Consistent play has been an issue for Ohio State in two ways. For one, it has lacked from game to game. The same team that shut down Michigan’s high-powered offensive attack was run over by Duke's 50 points in the second half, and got steamrolled by Illinois for 40 minutes.
There were even non-conference cupcake games that the Buckeyes seemed to lack interest in, including contests against Rhode Island and Winthrop.
The other consistency front is within games. Ohio State looked like the best team in the country in the first 10 minutes against Michigan, and then almost blew its 21-point lead down the stretch. There were also second half collapses against Duke and Kansas, two games in which the Buckeyes also led.
Thad Matta is going to have to find a way to get his team to play at a high level for 40 minutes every time out, otherwise Ohio State will be looking up at a number of teams in the Big Ten standings in March.
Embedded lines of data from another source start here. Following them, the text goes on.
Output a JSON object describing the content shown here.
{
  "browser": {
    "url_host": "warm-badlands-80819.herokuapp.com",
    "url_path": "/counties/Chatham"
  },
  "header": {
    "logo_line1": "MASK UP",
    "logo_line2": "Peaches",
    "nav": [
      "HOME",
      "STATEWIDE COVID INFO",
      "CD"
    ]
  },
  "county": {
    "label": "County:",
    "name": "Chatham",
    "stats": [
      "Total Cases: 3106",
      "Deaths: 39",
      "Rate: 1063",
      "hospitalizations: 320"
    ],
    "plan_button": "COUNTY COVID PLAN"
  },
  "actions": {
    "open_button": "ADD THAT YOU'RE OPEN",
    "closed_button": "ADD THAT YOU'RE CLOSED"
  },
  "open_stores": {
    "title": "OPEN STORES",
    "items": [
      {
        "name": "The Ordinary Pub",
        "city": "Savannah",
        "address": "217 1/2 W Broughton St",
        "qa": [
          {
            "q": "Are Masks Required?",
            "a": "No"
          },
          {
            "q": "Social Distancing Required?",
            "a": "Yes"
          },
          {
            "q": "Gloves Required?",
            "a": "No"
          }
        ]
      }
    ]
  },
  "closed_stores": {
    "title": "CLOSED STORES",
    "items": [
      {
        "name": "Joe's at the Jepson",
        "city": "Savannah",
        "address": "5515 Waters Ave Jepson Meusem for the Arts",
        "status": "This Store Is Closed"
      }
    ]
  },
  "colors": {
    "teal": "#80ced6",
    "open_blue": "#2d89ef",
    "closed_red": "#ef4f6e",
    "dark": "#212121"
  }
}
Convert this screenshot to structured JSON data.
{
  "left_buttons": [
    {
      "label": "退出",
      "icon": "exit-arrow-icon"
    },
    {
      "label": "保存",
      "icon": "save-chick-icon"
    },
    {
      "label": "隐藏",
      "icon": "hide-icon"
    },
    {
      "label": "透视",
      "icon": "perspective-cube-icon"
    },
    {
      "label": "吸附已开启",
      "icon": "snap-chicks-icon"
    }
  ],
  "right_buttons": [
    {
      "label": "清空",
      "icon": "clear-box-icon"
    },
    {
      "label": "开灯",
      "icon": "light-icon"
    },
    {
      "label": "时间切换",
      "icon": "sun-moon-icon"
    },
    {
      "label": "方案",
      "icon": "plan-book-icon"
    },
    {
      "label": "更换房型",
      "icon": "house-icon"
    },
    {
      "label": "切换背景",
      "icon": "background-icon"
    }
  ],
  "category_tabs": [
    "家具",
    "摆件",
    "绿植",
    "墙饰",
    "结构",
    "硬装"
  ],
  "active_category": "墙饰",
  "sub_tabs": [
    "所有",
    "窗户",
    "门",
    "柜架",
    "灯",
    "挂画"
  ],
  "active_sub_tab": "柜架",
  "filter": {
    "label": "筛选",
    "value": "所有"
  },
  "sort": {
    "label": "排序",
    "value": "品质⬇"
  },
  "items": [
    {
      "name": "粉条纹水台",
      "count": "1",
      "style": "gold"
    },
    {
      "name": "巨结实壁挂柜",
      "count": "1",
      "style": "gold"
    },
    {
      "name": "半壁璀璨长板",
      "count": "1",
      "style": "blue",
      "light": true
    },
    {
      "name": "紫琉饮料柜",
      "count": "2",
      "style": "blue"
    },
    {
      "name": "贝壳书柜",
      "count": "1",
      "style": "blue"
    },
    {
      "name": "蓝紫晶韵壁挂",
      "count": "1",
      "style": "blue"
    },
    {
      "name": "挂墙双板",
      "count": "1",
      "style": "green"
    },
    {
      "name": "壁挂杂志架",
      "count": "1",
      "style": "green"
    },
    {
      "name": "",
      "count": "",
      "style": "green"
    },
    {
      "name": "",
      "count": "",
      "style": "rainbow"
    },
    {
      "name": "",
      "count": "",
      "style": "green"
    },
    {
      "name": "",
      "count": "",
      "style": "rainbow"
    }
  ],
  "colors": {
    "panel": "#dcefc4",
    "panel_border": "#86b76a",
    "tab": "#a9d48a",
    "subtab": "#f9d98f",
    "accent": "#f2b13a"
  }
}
We knew coming into this season that somebody would have to step up outside of Deshaun Thomas to replace the lost production of Jared Sullinger and William Buford.
While Thomas has done his part in the scoring department (he leads the conference in points per game), the rest of the Buckeye crew has been inconsistent at best when it comes to putting the ball in the basket.
Don’t get me wrong, it’s not as if there has been zero production all year. Lenzelle Smith Jr. has some high scoring games under his belt, Aaron Craft carried Ohio State down the stretch at Purdue with clutch basket after clutch basket and even Ross dropped more than 20 against Northern Kentucky.
However, when the Buckeyes get in their half-court sets with the ball, things really start to bog down. For example, Michigan threw a zone at Matta’s squad in the second half, and if Thomas didn’t score the team was basically helpless.
In my opinion, the solution may be to pick up the pace and become more of a fast-break oriented team. That is how the Michigan game started, and before the Wolverines knew what hit them they were staring at a 20-point deficit (Ohio State grabbed a first-half lead against Kansas and Duke this way too).
With Craft, Shannon Scott, Sam Thompson, Ross and Smith the Buckeyes have the athletes to make this work. More scoring would almost certainly be the result.